What can I do to make my cactus bloom?
Cacti and succulents prefer summer and winter seasons, as well as a clear variation between night and day temperatures. Succulents prefer colder outdoor nighttime temperatures of 50-550F (10-130C) or at least 60-650F indoor nighttime temperatures (15-180C). Succulents prefer a noticeable contrast between their night and day temperatures to imitate their natural habitat, with the low night temperatures playing a crucial role in the plant’s growth cycle, especially when kept in a controlled setting.

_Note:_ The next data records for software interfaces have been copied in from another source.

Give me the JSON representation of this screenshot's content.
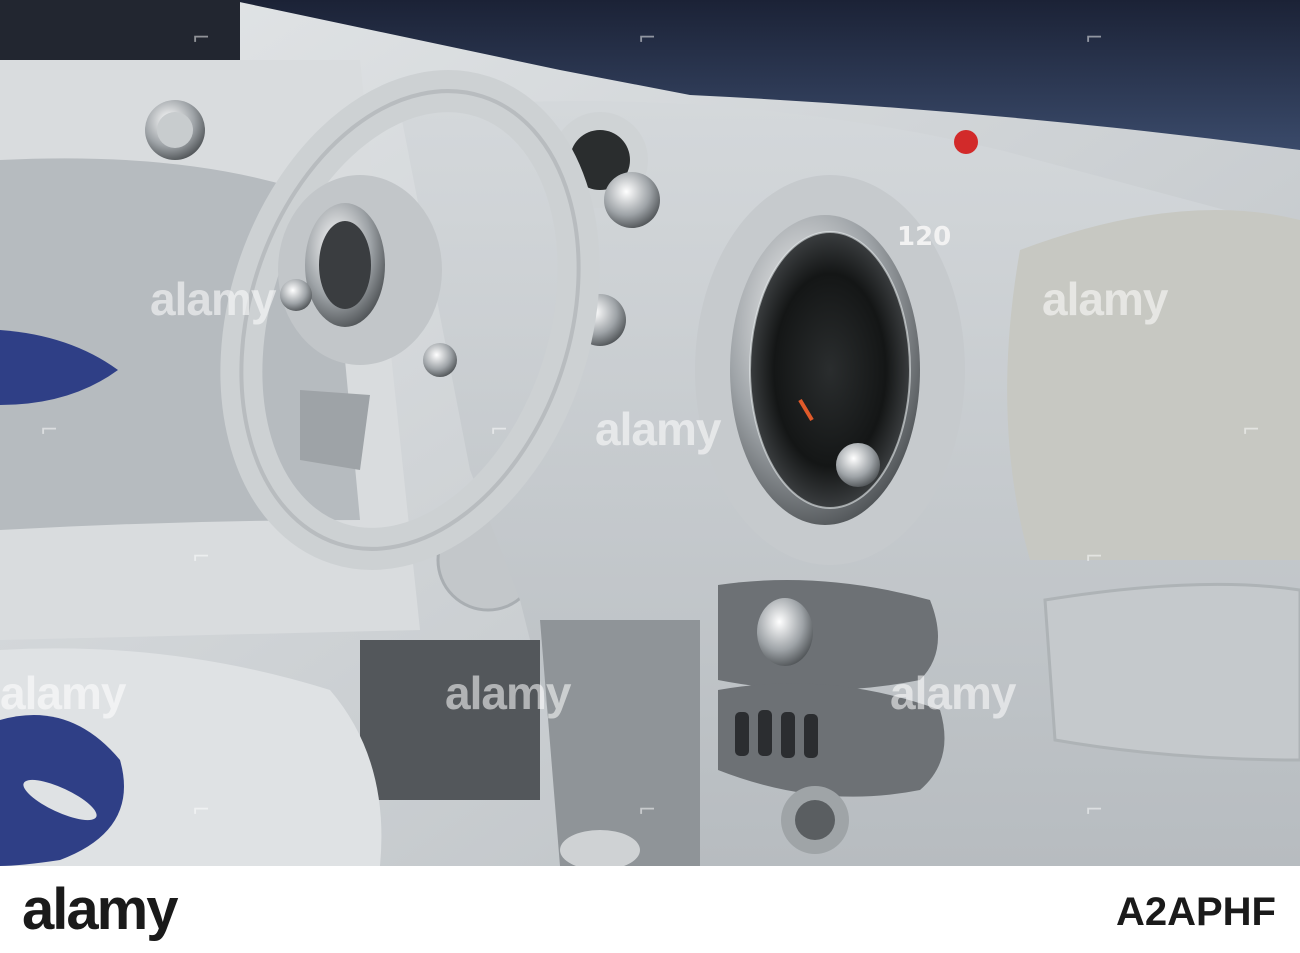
{
  "photo": {
    "watermark_text": "alamy",
    "speedometer_reading": "120"
  },
  "footer": {
    "brand": "alamy",
    "image_id": "A2APHF"
  },
  "colors": {
    "interior": "#c9cdd0",
    "accent_blue": "#2f3f86",
    "footer_bg": "#ffffff",
    "footer_text": "#1a1a1a"
  }
}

If you want to see your succulents and cacti bloom, overwintering is also crucial. For desert cacti in particular, this can be accomplished by keeping plants cool and largely dry over the winter. During the winter, keep them at a comfortable temperature of between 35 and 440 °F (1.5-70C). If maintained indoors during the winter, try to keep them in an unheated room or keep the temperature low to provide them the necessary cold winter season. This does not apply to holiday cacti, such as Rhipsalis, Schlembergera, and Hatiora, which have different moisture and temperature needs than desert cacti (see below for Holiday cactus blooming tips).
Make sure the plants are kept in a bright area and receive enough sunshine throughout the year, including during the darker winter months. Most succulents and cacti require at least 4-6 hours of bright sunshine every day, if not more. Some plants require filtered but bright light to avoid solar damage since they cannot withstand harsh, full sun. Lack of light causes plants to gradually etiolate, become paler, and spread out in search of more light. To provide adequate lighting, place indoor plants in windows with a south or east orientation. If more light is required indoors, think about using grow lights. Lack of sunshine stunts the growth of succulent plants, and they are unlikely to blossom as effectively.
Giving your plants the nutrition they require instead of fertilizing them will assist maintain healthy growth and promote blooms. Flowers require a lot of energy to grow, therefore giving plants more nutrients during flowering season will assist meet their nutritional requirements. The best time to fertilize is during the active growing season, which is in the spring and summer. Fertilizers work best when applied every two weeks at a quarter- or half-strength. Avoid fertilizing during the winter and towards the conclusion of the fall growing season. It is acceptable and typical to use a balanced fertilizer blend that has been diluted to half strength. Cacti and succulent-specific fertilizer mixtures are also appropriate.
Although cacti and succulents can store water, they still require frequent watering during the active growing season. Regular watering helps to guarantee that they don’t lose all the water they need to store for growth. Regular watering also improves their ability to resist the hotter summer sun. Water plants thoroughly during the active growing season until water begins to leak out of the pot’s openings. Don’t water again until the soil has dried out. Before watering, check the top inch of the soil for moisture. During the hot summer months, watering should be done more frequently; during the chilly winter months, less frequently. Succulents and cacti suffer from overwatering, so make sure to let the soil dry out in between waterings.
Succulents and cacti require a well-draining soil in addition to suitable watering methods. Cacti and succulents don’t like to sit in water. If left moist for too long, their roots are prone to rot. The capacity of a succulent potting mix to drain efficiently is its most crucial requirement. You have the option of using store-bought potting soil or making your own for succulents. Giving them the proper medium increases their chances of flourishing and blossoming. Keeping your plants content will boost blooming.